An orange containment boom was stretched across part of the river downstream from the barge, and a backup boom was in place. Crews also were using a rotating skimmer device to sweep up oily water.
Herman Smith, superintendent of the Vicksburg Bridge Commission of Warren County, said the railroad bridge gets hit about once or twice a year, usually during floods. During a 2011 flood, it was hit five times in two weeks.
The river isn’t in flood stage now, Smith said. It was at 33.5 feet Sunday.
Coast Guard spokesman Lieutenant Ryan Gomez said investigators reported that a towboat or tug was moving two tank barges when the collision occurred about 1:30 a.m. Sunday. The second barge was not damaged, Gomez said.
Authorities declared the railroad bridge was safe for trains.
United States Environmental Services, a response-and-remediation company, is handling the cleanup.
The oil appeared to be coming from one or two tanks at the stern of the first barge.

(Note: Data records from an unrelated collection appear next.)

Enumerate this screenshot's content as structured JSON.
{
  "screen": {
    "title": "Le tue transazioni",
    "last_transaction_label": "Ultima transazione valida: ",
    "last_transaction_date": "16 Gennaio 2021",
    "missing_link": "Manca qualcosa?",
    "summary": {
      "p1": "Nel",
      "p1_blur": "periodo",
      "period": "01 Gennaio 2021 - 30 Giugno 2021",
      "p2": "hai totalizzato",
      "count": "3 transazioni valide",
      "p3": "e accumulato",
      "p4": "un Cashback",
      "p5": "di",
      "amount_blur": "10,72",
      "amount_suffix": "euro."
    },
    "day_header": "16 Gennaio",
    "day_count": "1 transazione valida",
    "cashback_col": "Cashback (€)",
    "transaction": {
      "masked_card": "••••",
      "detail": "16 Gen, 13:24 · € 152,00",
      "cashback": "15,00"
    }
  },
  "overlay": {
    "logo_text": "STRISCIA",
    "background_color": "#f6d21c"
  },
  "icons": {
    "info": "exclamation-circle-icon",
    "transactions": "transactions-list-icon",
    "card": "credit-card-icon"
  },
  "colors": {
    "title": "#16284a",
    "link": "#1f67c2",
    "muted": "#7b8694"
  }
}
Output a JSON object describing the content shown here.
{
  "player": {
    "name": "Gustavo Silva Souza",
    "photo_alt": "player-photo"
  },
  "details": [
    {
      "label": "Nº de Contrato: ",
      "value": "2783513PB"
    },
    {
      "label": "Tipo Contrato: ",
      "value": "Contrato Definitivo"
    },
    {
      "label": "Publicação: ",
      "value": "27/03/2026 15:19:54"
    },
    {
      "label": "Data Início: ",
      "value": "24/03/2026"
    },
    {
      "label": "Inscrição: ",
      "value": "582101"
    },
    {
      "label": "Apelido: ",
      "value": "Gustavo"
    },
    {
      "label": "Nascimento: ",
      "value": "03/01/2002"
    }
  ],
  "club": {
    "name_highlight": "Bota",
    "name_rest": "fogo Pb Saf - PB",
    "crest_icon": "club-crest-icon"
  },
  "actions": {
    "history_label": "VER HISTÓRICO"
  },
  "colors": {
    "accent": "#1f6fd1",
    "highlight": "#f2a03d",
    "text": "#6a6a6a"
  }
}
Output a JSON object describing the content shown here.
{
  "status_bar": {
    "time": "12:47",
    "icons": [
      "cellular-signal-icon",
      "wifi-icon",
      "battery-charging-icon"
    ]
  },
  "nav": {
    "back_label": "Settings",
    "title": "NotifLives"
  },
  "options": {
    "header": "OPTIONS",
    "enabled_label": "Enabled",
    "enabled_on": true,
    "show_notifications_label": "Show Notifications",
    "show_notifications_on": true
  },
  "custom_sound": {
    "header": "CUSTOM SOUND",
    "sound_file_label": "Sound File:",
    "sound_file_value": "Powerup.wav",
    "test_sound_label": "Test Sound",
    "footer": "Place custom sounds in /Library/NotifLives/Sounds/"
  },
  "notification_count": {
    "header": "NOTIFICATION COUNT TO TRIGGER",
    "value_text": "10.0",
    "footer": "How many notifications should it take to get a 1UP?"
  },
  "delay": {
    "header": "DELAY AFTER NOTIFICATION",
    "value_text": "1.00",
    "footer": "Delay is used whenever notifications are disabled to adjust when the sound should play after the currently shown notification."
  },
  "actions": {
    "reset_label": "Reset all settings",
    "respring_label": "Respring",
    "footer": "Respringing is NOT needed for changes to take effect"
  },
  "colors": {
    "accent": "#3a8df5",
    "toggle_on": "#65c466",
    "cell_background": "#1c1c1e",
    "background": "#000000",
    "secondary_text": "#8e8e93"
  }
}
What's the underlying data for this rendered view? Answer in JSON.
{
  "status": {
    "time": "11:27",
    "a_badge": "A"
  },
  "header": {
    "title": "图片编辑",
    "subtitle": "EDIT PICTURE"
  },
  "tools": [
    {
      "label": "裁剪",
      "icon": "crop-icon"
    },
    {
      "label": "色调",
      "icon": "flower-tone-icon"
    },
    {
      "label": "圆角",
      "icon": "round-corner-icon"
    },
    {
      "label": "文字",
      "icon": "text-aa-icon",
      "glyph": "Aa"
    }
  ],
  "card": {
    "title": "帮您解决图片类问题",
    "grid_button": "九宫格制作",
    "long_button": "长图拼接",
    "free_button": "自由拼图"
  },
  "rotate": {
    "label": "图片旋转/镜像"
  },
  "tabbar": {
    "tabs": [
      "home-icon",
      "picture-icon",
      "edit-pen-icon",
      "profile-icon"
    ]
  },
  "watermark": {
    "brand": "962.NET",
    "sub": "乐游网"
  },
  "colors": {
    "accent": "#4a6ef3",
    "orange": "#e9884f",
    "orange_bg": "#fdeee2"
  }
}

There was no indication that any oil was leaking from the second barge.
Crews also were preparing to transfer the remaining oil from the damage tank. Gomez said it would first be moved to one of the nondamaged tanks on the same barge, then shifted to another barge.
Gomez said the barge was heading south at the time of the collision, but investigators were still trying to determine how the accident occurred.
The barges are owned by Third Coast Towing of Corpus Christi, Texas. A woman who answered the phone Monday at the company declined to comment.
An oil spill closed a portion of the lower Mississippi River for less than a day last February after an oil barge and a construction barge collided. In 2008, a fuel barge collided with a tanker and broke in half.